**Task statement:** The data below should be repeated exactly and in full.

**Information shown:**
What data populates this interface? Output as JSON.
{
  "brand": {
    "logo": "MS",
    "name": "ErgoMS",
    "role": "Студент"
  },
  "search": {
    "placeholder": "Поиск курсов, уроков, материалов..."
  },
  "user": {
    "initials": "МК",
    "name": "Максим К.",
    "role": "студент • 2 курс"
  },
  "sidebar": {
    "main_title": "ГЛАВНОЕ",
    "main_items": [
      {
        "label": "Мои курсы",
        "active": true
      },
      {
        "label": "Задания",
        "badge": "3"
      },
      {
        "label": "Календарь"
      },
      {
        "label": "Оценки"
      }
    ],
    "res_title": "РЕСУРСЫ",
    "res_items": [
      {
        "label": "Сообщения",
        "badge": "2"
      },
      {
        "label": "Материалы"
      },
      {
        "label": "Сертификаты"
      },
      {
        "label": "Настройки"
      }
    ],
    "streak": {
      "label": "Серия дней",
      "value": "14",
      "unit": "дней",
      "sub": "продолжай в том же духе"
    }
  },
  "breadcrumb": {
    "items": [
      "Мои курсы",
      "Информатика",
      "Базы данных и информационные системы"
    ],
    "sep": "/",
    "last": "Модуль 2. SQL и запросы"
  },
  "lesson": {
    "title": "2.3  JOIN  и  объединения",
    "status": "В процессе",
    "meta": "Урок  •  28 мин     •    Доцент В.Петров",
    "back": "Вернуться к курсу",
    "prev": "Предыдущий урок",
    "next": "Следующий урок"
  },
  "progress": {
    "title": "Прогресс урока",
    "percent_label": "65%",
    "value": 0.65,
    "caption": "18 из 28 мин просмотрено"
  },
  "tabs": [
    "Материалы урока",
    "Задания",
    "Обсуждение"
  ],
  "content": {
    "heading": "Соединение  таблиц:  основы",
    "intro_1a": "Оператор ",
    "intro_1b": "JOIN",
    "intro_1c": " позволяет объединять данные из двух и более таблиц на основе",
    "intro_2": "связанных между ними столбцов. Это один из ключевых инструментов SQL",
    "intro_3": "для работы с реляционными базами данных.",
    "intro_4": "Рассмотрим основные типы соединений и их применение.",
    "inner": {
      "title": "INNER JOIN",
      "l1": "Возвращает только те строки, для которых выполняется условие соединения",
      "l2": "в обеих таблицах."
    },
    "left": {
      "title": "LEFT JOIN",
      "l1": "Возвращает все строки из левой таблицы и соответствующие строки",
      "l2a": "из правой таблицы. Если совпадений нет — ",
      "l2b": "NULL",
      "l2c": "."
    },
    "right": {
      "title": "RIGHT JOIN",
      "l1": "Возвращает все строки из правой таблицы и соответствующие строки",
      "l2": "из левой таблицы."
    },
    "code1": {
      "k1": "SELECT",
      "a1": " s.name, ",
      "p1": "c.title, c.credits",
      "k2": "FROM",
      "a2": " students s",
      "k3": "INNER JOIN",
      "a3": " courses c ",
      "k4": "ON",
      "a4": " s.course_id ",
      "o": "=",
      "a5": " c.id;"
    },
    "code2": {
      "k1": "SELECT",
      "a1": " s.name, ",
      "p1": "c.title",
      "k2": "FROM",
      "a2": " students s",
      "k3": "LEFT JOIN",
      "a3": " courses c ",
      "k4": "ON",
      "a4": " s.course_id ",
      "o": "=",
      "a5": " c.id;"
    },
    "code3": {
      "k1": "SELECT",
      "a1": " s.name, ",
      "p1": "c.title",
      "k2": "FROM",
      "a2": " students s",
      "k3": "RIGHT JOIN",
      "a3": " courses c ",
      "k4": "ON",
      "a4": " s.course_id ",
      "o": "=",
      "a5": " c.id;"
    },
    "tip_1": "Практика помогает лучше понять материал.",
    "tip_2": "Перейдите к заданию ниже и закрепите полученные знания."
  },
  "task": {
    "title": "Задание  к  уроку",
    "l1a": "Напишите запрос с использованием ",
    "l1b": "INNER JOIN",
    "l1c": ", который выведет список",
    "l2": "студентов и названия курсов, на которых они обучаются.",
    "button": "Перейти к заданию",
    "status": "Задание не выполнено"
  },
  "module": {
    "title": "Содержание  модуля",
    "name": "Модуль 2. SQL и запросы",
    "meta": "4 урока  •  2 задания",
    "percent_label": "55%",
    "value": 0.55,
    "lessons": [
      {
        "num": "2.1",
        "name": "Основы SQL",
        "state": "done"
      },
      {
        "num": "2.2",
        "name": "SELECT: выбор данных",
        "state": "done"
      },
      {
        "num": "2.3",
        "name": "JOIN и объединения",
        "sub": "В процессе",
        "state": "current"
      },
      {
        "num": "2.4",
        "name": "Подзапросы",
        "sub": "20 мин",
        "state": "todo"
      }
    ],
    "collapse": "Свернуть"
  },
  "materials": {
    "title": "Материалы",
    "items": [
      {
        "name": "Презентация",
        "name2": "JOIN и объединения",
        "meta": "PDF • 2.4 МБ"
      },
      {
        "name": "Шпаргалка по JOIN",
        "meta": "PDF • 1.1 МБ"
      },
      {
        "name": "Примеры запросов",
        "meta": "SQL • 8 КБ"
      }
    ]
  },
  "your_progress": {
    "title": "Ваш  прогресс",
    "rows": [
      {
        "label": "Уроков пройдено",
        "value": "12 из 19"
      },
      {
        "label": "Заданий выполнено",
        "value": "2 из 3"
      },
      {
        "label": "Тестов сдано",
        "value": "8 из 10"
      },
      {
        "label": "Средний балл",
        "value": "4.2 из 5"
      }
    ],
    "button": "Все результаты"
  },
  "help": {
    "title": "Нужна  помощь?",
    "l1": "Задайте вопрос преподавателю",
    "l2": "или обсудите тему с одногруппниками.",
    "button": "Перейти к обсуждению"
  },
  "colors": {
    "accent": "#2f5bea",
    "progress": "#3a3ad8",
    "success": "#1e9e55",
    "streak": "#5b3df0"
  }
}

**Response to this exercise:**
What data populates this interface? Output as JSON.
{
  "brand": {
    "logo": "MS",
    "name": "ErgoMS",
    "role": "Студент"
  },
  "search": {
    "placeholder": "Поиск курсов, уроков, материалов..."
  },
  "user": {
    "initials": "МК",
    "name": "Максим К.",
    "role": "студент • 2 курс"
  },
  "sidebar": {
    "main_title": "ГЛАВНОЕ",
    "main_items": [
      {
        "label": "Мои курсы",
        "active": true
      },
      {
        "label": "Задания",
        "badge": "3"
      },
      {
        "label": "Календарь"
      },
      {
        "label": "Оценки"
      }
    ],
    "res_title": "РЕСУРСЫ",
    "res_items": [
      {
        "label": "Сообщения",
        "badge": "2"
      },
      {
        "label": "Материалы"
      },
      {
        "label": "Сертификаты"
      },
      {
        "label": "Настройки"
      }
    ],
    "streak": {
      "label": "Серия дней",
      "value": "14",
      "unit": "дней",
      "sub": "продолжай в том же духе"
    }
  },
  "breadcrumb": {
    "items": [
      "Мои курсы",
      "Информатика",
      "Базы данных и информационные системы"
    ],
    "sep": "/",
    "last": "Модуль 2. SQL и запросы"
  },
  "lesson": {
    "title": "2.3  JOIN  и  объединения",
    "status": "В процессе",
    "meta": "Урок  •  28 мин     •    Доцент В.Петров",
    "back": "Вернуться к курсу",
    "prev": "Предыдущий урок",
    "next": "Следующий урок"
  },
  "progress": {
    "title": "Прогресс урока",
    "percent_label": "65%",
    "value": 0.65,
    "caption": "18 из 28 мин просмотрено"
  },
  "tabs": [
    "Материалы урока",
    "Задания",
    "Обсуждение"
  ],
  "content": {
    "heading": "Соединение  таблиц:  основы",
    "intro_1a": "Оператор ",
    "intro_1b": "JOIN",
    "intro_1c": " позволяет объединять данные из двух и более таблиц на основе",
    "intro_2": "связанных между ними столбцов. Это один из ключевых инструментов SQL",
    "intro_3": "для работы с реляционными базами данных.",
    "intro_4": "Рассмотрим основные типы соединений и их применение.",
    "inner": {
      "title": "INNER JOIN",
      "l1": "Возвращает только те строки, для которых выполняется условие соединения",
      "l2": "в обеих таблицах."
    },
    "left": {
      "title": "LEFT JOIN",
      "l1": "Возвращает все строки из левой таблицы и соответствующие строки",
      "l2a": "из правой таблицы. Если совпадений нет — ",
      "l2b": "NULL",
      "l2c": "."
    },
    "right": {
      "title": "RIGHT JOIN",
      "l1": "Возвращает все строки из правой таблицы и соответствующие строки",
      "l2": "из левой таблицы."
    },
    "code1": {
      "k1": "SELECT",
      "a1": " s.name, ",
      "p1": "c.title, c.credits",
      "k2": "FROM",
      "a2": " students s",
      "k3": "INNER JOIN",
      "a3": " courses c ",
      "k4": "ON",
      "a4": " s.course_id ",
      "o": "=",
      "a5": " c.id;"
    },
    "code2": {
      "k1": "SELECT",
      "a1": " s.name, ",
      "p1": "c.title",
      "k2": "FROM",
      "a2": " students s",
      "k3": "LEFT JOIN",
      "a3": " courses c ",
      "k4": "ON",
      "a4": " s.course_id ",
      "o": "=",
      "a5": " c.id;"
    },
    "code3": {
      "k1": "SELECT",
      "a1": " s.name, ",
      "p1": "c.title",
      "k2": "FROM",
      "a2": " students s",
      "k3": "RIGHT JOIN",
      "a3": " courses c ",
      "k4": "ON",
      "a4": " s.course_id ",
      "o": "=",
      "a5": " c.id;"
    },
    "tip_1": "Практика помогает лучше понять материал.",
    "tip_2": "Перейдите к заданию ниже и закрепите полученные знания."
  },
  "task": {
    "title": "Задание  к  уроку",
    "l1a": "Напишите запрос с использованием ",
    "l1b": "INNER JOIN",
    "l1c": ", который выведет список",
    "l2": "студентов и названия курсов, на которых они обучаются.",
    "button": "Перейти к заданию",
    "status": "Задание не выполнено"
  },
  "module": {
    "title": "Содержание  модуля",
    "name": "Модуль 2. SQL и запросы",
    "meta": "4 урока  •  2 задания",
    "percent_label": "55%",
    "value": 0.55,
    "lessons": [
      {
        "num": "2.1",
        "name": "Основы SQL",
        "state": "done"
      },
      {
        "num": "2.2",
        "name": "SELECT: выбор данных",
        "state": "done"
      },
      {
        "num": "2.3",
        "name": "JOIN и объединения",
        "sub": "В процессе",
        "state": "current"
      },
      {
        "num": "2.4",
        "name": "Подзапросы",
        "sub": "20 мин",
        "state": "todo"
      }
    ],
    "collapse": "Свернуть"
  },
  "materials": {
    "title": "Материалы",
    "items": [
      {
        "name": "Презентация",
        "name2": "JOIN и объединения",
        "meta": "PDF • 2.4 МБ"
      },
      {
        "name": "Шпаргалка по JOIN",
        "meta": "PDF • 1.1 МБ"
      },
      {
        "name": "Примеры запросов",
        "meta": "SQL • 8 КБ"
      }
    ]
  },
  "your_progress": {
    "title": "Ваш  прогресс",
    "rows": [
      {
        "label": "Уроков пройдено",
        "value": "12 из 19"
      },
      {
        "label": "Заданий выполнено",
        "value": "2 из 3"
      },
      {
        "label": "Тестов сдано",
        "value": "8 из 10"
      },
      {
        "label": "Средний балл",
        "value": "4.2 из 5"
      }
    ],
    "button": "Все результаты"
  },
  "help": {
    "title": "Нужна  помощь?",
    "l1": "Задайте вопрос преподавателю",
    "l2": "или обсудите тему с одногруппниками.",
    "button": "Перейти к обсуждению"
  },
  "colors": {
    "accent": "#2f5bea",
    "progress": "#3a3ad8",
    "success": "#1e9e55",
    "streak": "#5b3df0"
  }
}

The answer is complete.